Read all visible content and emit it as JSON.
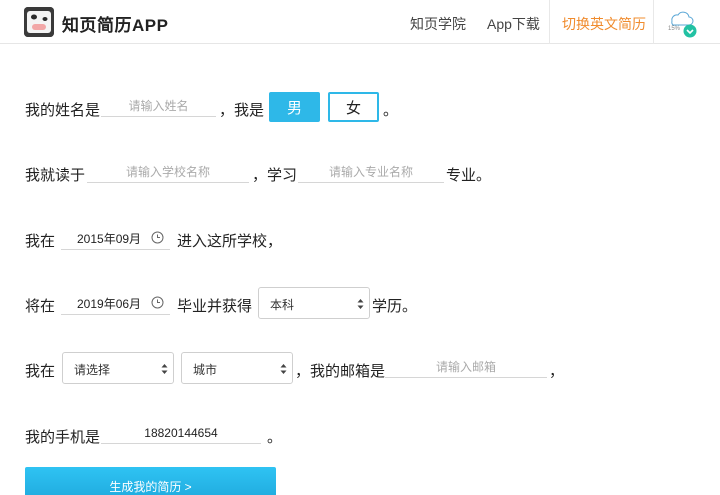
{
  "header": {
    "app_title": "知页简历APP",
    "logo_text": "知页",
    "nav": [
      {
        "label": "知页学院"
      },
      {
        "label": "App下载"
      },
      {
        "label": "切换英文简历"
      }
    ],
    "user_badge": "15%"
  },
  "form": {
    "name_prefix": "我的姓名是",
    "name_placeholder": "请输入姓名",
    "gender_prefix": "，我是",
    "gender_male": "男",
    "gender_female": "女",
    "gender_selected": "男",
    "gender_suffix": "。",
    "school_prefix": "我就读于",
    "school_placeholder": "请输入学校名称",
    "major_prefix": "，学习",
    "major_placeholder": "请输入专业名称",
    "major_suffix": "专业。",
    "enroll_prefix": "我在",
    "enroll_date": "2015年09月",
    "enroll_suffix": "进入这所学校，",
    "grad_prefix": "将在",
    "grad_date": "2019年06月",
    "grad_middle": "毕业并获得",
    "degree_value": "本科",
    "grad_suffix": "学历。",
    "location_prefix": "我在",
    "province_value": "请选择",
    "city_value": "城市",
    "email_prefix": "，我的邮箱是",
    "email_placeholder": "请输入邮箱",
    "email_suffix": "，",
    "phone_prefix": "我的手机是",
    "phone_value": "18820144654",
    "phone_suffix": "。",
    "submit_label": "生成我的简历 >"
  },
  "colors": {
    "accent": "#2eb8e8",
    "nav_highlight": "#f08c2e"
  }
}
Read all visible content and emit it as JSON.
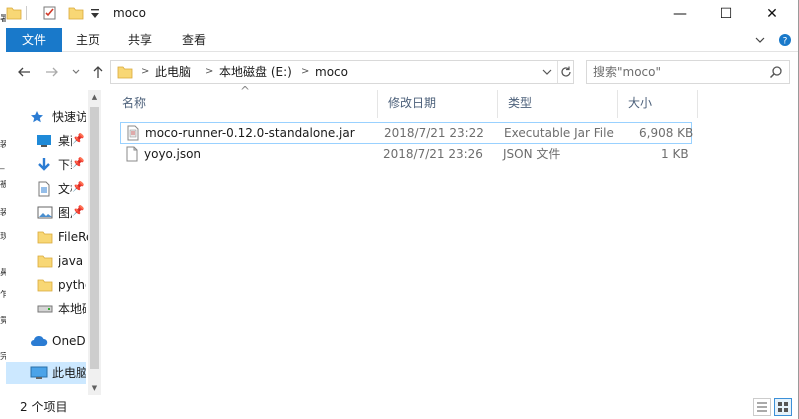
{
  "window": {
    "title": "moco",
    "minimize_glyph": "—",
    "maximize_glyph": "☐",
    "close_glyph": "✕"
  },
  "left_strip_fragments": [
    "暑",
    "装",
    "_",
    "被",
    "装",
    "现",
    "鼻",
    "乍",
    "竟",
    "完"
  ],
  "ribbon": {
    "tabs": [
      "文件",
      "主页",
      "共享",
      "查看"
    ]
  },
  "address": {
    "crumbs": [
      "此电脑",
      "本地磁盘 (E:)",
      "moco"
    ],
    "search_placeholder": "搜索\"moco\""
  },
  "nav": {
    "items": [
      {
        "label": "快速访问",
        "icon": "star-icon"
      },
      {
        "label": "桌面",
        "icon": "desktop-icon"
      },
      {
        "label": "下载",
        "icon": "download-icon"
      },
      {
        "label": "文档",
        "icon": "document-icon"
      },
      {
        "label": "图片",
        "icon": "picture-icon"
      },
      {
        "label": "FileRecv",
        "icon": "folder-icon"
      },
      {
        "label": "java",
        "icon": "folder-icon"
      },
      {
        "label": "python",
        "icon": "folder-icon"
      },
      {
        "label": "本地磁盘",
        "icon": "drive-icon"
      },
      {
        "label": "OneDrive",
        "icon": "cloud-icon"
      },
      {
        "label": "此电脑",
        "icon": "computer-icon"
      }
    ]
  },
  "columns": [
    "名称",
    "修改日期",
    "类型",
    "大小"
  ],
  "files": [
    {
      "name": "moco-runner-0.12.0-standalone.jar",
      "modified": "2018/7/21 23:22",
      "type": "Executable Jar File",
      "size": "6,908 KB",
      "icon": "jar-file-icon"
    },
    {
      "name": "yoyo.json",
      "modified": "2018/7/21 23:26",
      "type": "JSON 文件",
      "size": "1 KB",
      "icon": "json-file-icon"
    }
  ],
  "status": {
    "item_count": "2 个项目"
  },
  "colors": {
    "file_tab": "#1979ca",
    "selection": "#cce8ff",
    "header_text": "#4c607a"
  }
}
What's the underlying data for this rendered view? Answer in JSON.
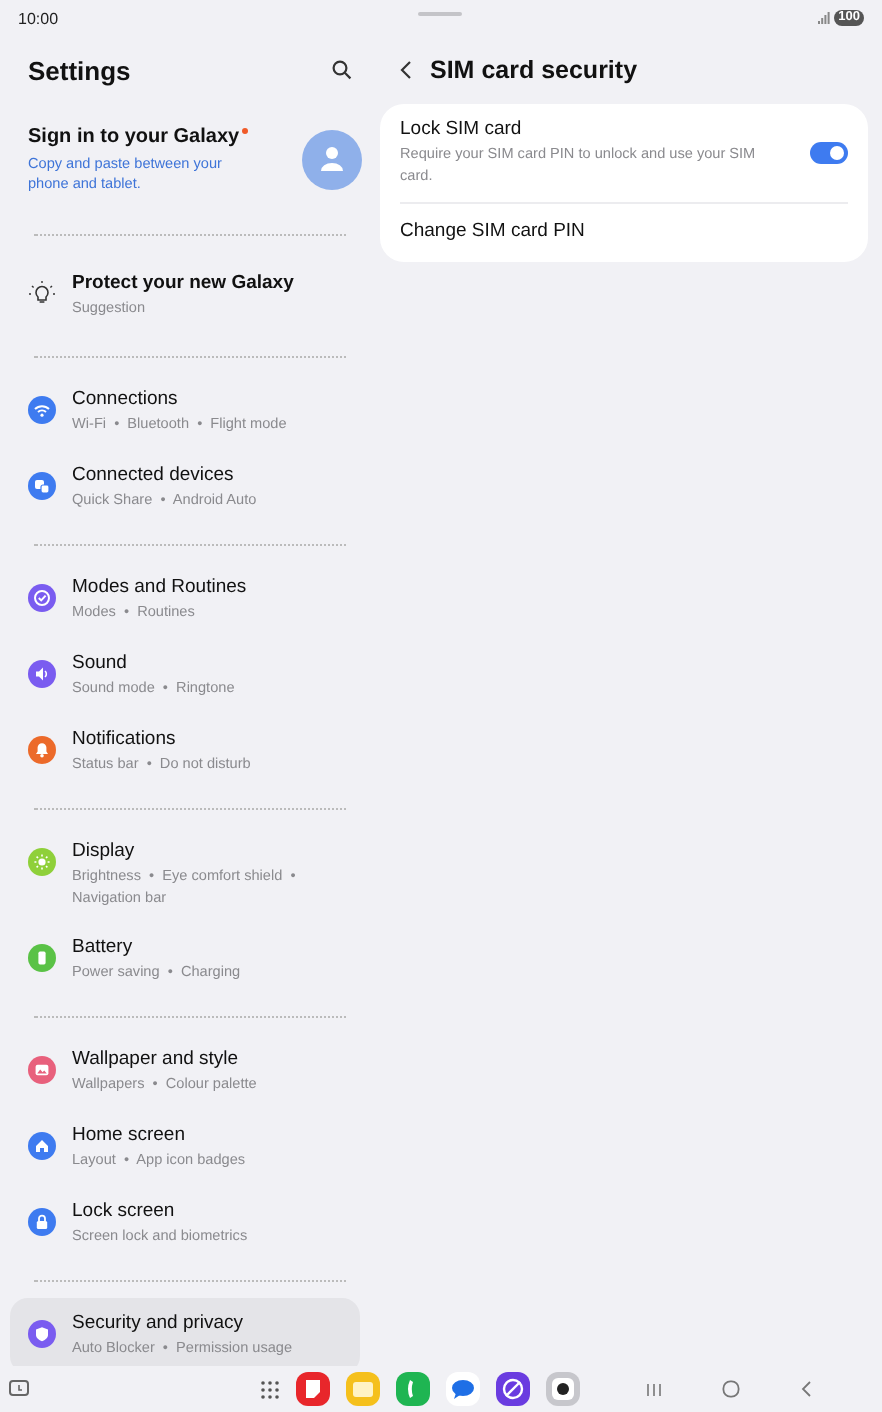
{
  "status_bar": {
    "time": "10:00",
    "battery": "100"
  },
  "settings": {
    "title": "Settings",
    "account": {
      "title": "Sign in to your Galaxy",
      "badge": true,
      "subtitle": "Copy and paste between your phone and tablet."
    },
    "groups": [
      {
        "items": [
          {
            "kind": "bulb",
            "title": "Protect your new Galaxy",
            "subtitle": "Suggestion",
            "selected": false
          }
        ]
      },
      {
        "items": [
          {
            "kind": "wifi",
            "color": "#3e7bf0",
            "title": "Connections",
            "subtitle": "Wi-Fi  •  Bluetooth  •  Flight mode",
            "selected": false
          },
          {
            "kind": "devices",
            "color": "#3e7bf0",
            "title": "Connected devices",
            "subtitle": "Quick Share  •  Android Auto",
            "selected": false
          }
        ]
      },
      {
        "items": [
          {
            "kind": "check",
            "color": "#7a5cf0",
            "title": "Modes and Routines",
            "subtitle": "Modes  •  Routines",
            "selected": false
          },
          {
            "kind": "speaker",
            "color": "#7a5cf0",
            "title": "Sound",
            "subtitle": "Sound mode  •  Ringtone",
            "selected": false
          },
          {
            "kind": "bell",
            "color": "#ec6a2a",
            "title": "Notifications",
            "subtitle": "Status bar  •  Do not disturb",
            "selected": false
          }
        ]
      },
      {
        "items": [
          {
            "kind": "sun",
            "color": "#8fd03a",
            "title": "Display",
            "subtitle": "Brightness  •  Eye comfort shield  •  Navigation bar",
            "selected": false
          },
          {
            "kind": "battery",
            "color": "#5ac246",
            "title": "Battery",
            "subtitle": "Power saving  •  Charging",
            "selected": false
          }
        ]
      },
      {
        "items": [
          {
            "kind": "image",
            "color": "#e8607c",
            "title": "Wallpaper and style",
            "subtitle": "Wallpapers  •  Colour palette",
            "selected": false
          },
          {
            "kind": "home",
            "color": "#3e7bf0",
            "title": "Home screen",
            "subtitle": "Layout  •  App icon badges",
            "selected": false
          },
          {
            "kind": "lock",
            "color": "#3e7bf0",
            "title": "Lock screen",
            "subtitle": "Screen lock and biometrics",
            "selected": false
          }
        ]
      },
      {
        "items": [
          {
            "kind": "shield",
            "color": "#7a5cf0",
            "title": "Security and privacy",
            "subtitle": "Auto Blocker  •  Permission usage",
            "selected": true
          }
        ]
      }
    ]
  },
  "detail": {
    "title": "SIM card security",
    "rows": [
      {
        "kind": "toggle",
        "title": "Lock SIM card",
        "description": "Require your SIM card PIN to unlock and use your SIM card.",
        "on": true
      },
      {
        "kind": "link",
        "title": "Change SIM card PIN"
      }
    ]
  }
}
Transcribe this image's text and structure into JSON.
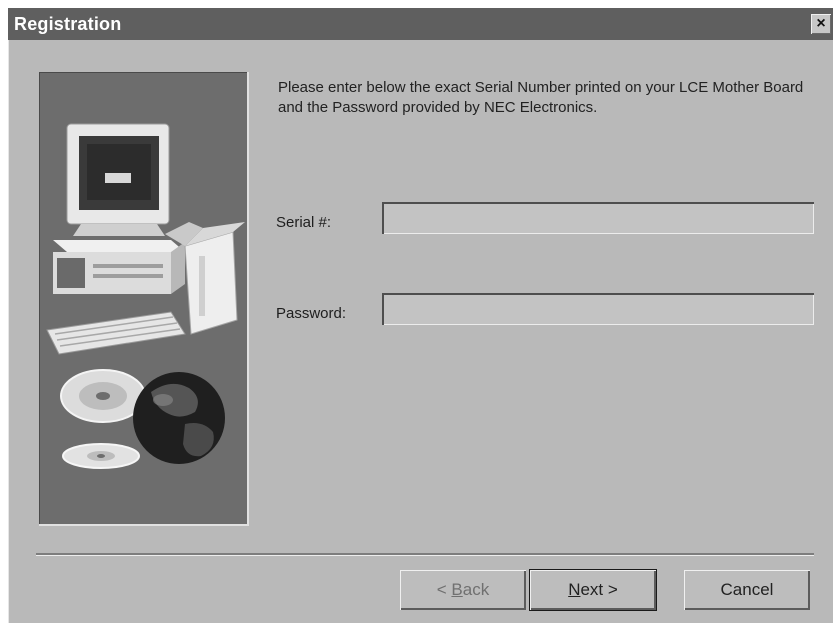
{
  "window": {
    "title": "Registration",
    "close_glyph": "×"
  },
  "instructions": "Please enter below the exact Serial Number printed on your LCE Mother Board and the Password provided by NEC Electronics.",
  "form": {
    "serial_label": "Serial #:",
    "serial_value": "",
    "password_label": "Password:",
    "password_value": ""
  },
  "buttons": {
    "back": {
      "prefix": "< ",
      "mnemonic": "B",
      "rest": "ack"
    },
    "next": {
      "mnemonic": "N",
      "rest": "ext",
      "suffix": " >"
    },
    "cancel": "Cancel"
  },
  "side_image": {
    "icons": [
      "monitor-icon",
      "computer-box-icon",
      "keyboard-icon",
      "cd-disc-icon",
      "globe-icon"
    ]
  },
  "colors": {
    "titlebar": "#5f5f5f",
    "dialog_bg": "#b9b9b9",
    "side_panel": "#6d6d6d"
  }
}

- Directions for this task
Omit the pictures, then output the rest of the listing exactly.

- Response below
Read all visible content and emit it as JSON.
{
  "header": {
    "app_title": "知页简历APP",
    "logo_text": "知页",
    "nav": [
      {
        "label": "知页学院"
      },
      {
        "label": "App下载"
      },
      {
        "label": "切换英文简历"
      }
    ],
    "user_badge": "15%"
  },
  "form": {
    "name_prefix": "我的姓名是",
    "name_placeholder": "请输入姓名",
    "gender_prefix": "，我是",
    "gender_male": "男",
    "gender_female": "女",
    "gender_selected": "男",
    "gender_suffix": "。",
    "school_prefix": "我就读于",
    "school_placeholder": "请输入学校名称",
    "major_prefix": "，学习",
    "major_placeholder": "请输入专业名称",
    "major_suffix": "专业。",
    "enroll_prefix": "我在",
    "enroll_date": "2015年09月",
    "enroll_suffix": "进入这所学校，",
    "grad_prefix": "将在",
    "grad_date": "2019年06月",
    "grad_middle": "毕业并获得",
    "degree_value": "本科",
    "grad_suffix": "学历。",
    "location_prefix": "我在",
    "province_value": "请选择",
    "city_value": "城市",
    "email_prefix": "，我的邮箱是",
    "email_placeholder": "请输入邮箱",
    "email_suffix": "，",
    "phone_prefix": "我的手机是",
    "phone_value": "18820144654",
    "phone_suffix": "。",
    "submit_label": "生成我的简历 >"
  },
  "colors": {
    "accent": "#2eb8e8",
    "nav_highlight": "#f08c2e"
  }
}
Read all visible content and emit it as JSON.
{
  "window": {
    "title": "moco",
    "minimize_glyph": "—",
    "maximize_glyph": "☐",
    "close_glyph": "✕"
  },
  "left_strip_fragments": [
    "暑",
    "装",
    "_",
    "被",
    "装",
    "现",
    "鼻",
    "乍",
    "竟",
    "完"
  ],
  "ribbon": {
    "tabs": [
      "文件",
      "主页",
      "共享",
      "查看"
    ]
  },
  "address": {
    "crumbs": [
      "此电脑",
      "本地磁盘 (E:)",
      "moco"
    ],
    "search_placeholder": "搜索\"moco\""
  },
  "nav": {
    "items": [
      {
        "label": "快速访问",
        "icon": "star-icon"
      },
      {
        "label": "桌面",
        "icon": "desktop-icon"
      },
      {
        "label": "下载",
        "icon": "download-icon"
      },
      {
        "label": "文档",
        "icon": "document-icon"
      },
      {
        "label": "图片",
        "icon": "picture-icon"
      },
      {
        "label": "FileRecv",
        "icon": "folder-icon"
      },
      {
        "label": "java",
        "icon": "folder-icon"
      },
      {
        "label": "python",
        "icon": "folder-icon"
      },
      {
        "label": "本地磁盘",
        "icon": "drive-icon"
      },
      {
        "label": "OneDrive",
        "icon": "cloud-icon"
      },
      {
        "label": "此电脑",
        "icon": "computer-icon"
      }
    ]
  },
  "columns": [
    "名称",
    "修改日期",
    "类型",
    "大小"
  ],
  "files": [
    {
      "name": "moco-runner-0.12.0-standalone.jar",
      "modified": "2018/7/21 23:22",
      "type": "Executable Jar File",
      "size": "6,908 KB",
      "icon": "jar-file-icon"
    },
    {
      "name": "yoyo.json",
      "modified": "2018/7/21 23:26",
      "type": "JSON 文件",
      "size": "1 KB",
      "icon": "json-file-icon"
    }
  ],
  "status": {
    "item_count": "2 个项目"
  },
  "colors": {
    "file_tab": "#1979ca",
    "selection": "#cce8ff",
    "header_text": "#4c607a"
  }
}
What's the underlying data for this rendered view? Answer in JSON.
{
  "status_bar": {
    "time": "10:00",
    "battery": "100"
  },
  "settings": {
    "title": "Settings",
    "account": {
      "title": "Sign in to your Galaxy",
      "badge": true,
      "subtitle": "Copy and paste between your phone and tablet."
    },
    "groups": [
      {
        "items": [
          {
            "kind": "bulb",
            "title": "Protect your new Galaxy",
            "subtitle": "Suggestion",
            "selected": false
          }
        ]
      },
      {
        "items": [
          {
            "kind": "wifi",
            "color": "#3e7bf0",
            "title": "Connections",
            "subtitle": "Wi-Fi  •  Bluetooth  •  Flight mode",
            "selected": false
          },
          {
            "kind": "devices",
            "color": "#3e7bf0",
            "title": "Connected devices",
            "subtitle": "Quick Share  •  Android Auto",
            "selected": false
          }
        ]
      },
      {
        "items": [
          {
            "kind": "check",
            "color": "#7a5cf0",
            "title": "Modes and Routines",
            "subtitle": "Modes  •  Routines",
            "selected": false
          },
          {
            "kind": "speaker",
            "color": "#7a5cf0",
            "title": "Sound",
            "subtitle": "Sound mode  •  Ringtone",
            "selected": false
          },
          {
            "kind": "bell",
            "color": "#ec6a2a",
            "title": "Notifications",
            "subtitle": "Status bar  •  Do not disturb",
            "selected": false
          }
        ]
      },
      {
        "items": [
          {
            "kind": "sun",
            "color": "#8fd03a",
            "title": "Display",
            "subtitle": "Brightness  •  Eye comfort shield  •  Navigation bar",
            "selected": false
          },
          {
            "kind": "battery",
            "color": "#5ac246",
            "title": "Battery",
            "subtitle": "Power saving  •  Charging",
            "selected": false
          }
        ]
      },
      {
        "items": [
          {
            "kind": "image",
            "color": "#e8607c",
            "title": "Wallpaper and style",
            "subtitle": "Wallpapers  •  Colour palette",
            "selected": false
          },
          {
            "kind": "home",
            "color": "#3e7bf0",
            "title": "Home screen",
            "subtitle": "Layout  •  App icon badges",
            "selected": false
          },
          {
            "kind": "lock",
            "color": "#3e7bf0",
            "title": "Lock screen",
            "subtitle": "Screen lock and biometrics",
            "selected": false
          }
        ]
      },
      {
        "items": [
          {
            "kind": "shield",
            "color": "#7a5cf0",
            "title": "Security and privacy",
            "subtitle": "Auto Blocker  •  Permission usage",
            "selected": true
          }
        ]
      }
    ]
  },
  "detail": {
    "title": "SIM card security",
    "rows": [
      {
        "kind": "toggle",
        "title": "Lock SIM card",
        "description": "Require your SIM card PIN to unlock and use your SIM card.",
        "on": true
      },
      {
        "kind": "link",
        "title": "Change SIM card PIN"
      }
    ]
  }
}
Transcribe this image's text and structure into JSON.
{
  "window": {
    "title": "Registration",
    "close_glyph": "×"
  },
  "instructions": "Please enter below the exact Serial Number printed on your LCE Mother Board and the Password provided by NEC Electronics.",
  "form": {
    "serial_label": "Serial #:",
    "serial_value": "",
    "password_label": "Password:",
    "password_value": ""
  },
  "buttons": {
    "back": {
      "prefix": "< ",
      "mnemonic": "B",
      "rest": "ack"
    },
    "next": {
      "mnemonic": "N",
      "rest": "ext",
      "suffix": " >"
    },
    "cancel": "Cancel"
  },
  "side_image": {
    "icons": [
      "monitor-icon",
      "computer-box-icon",
      "keyboard-icon",
      "cd-disc-icon",
      "globe-icon"
    ]
  },
  "colors": {
    "titlebar": "#5f5f5f",
    "dialog_bg": "#b9b9b9",
    "side_panel": "#6d6d6d"
  }
}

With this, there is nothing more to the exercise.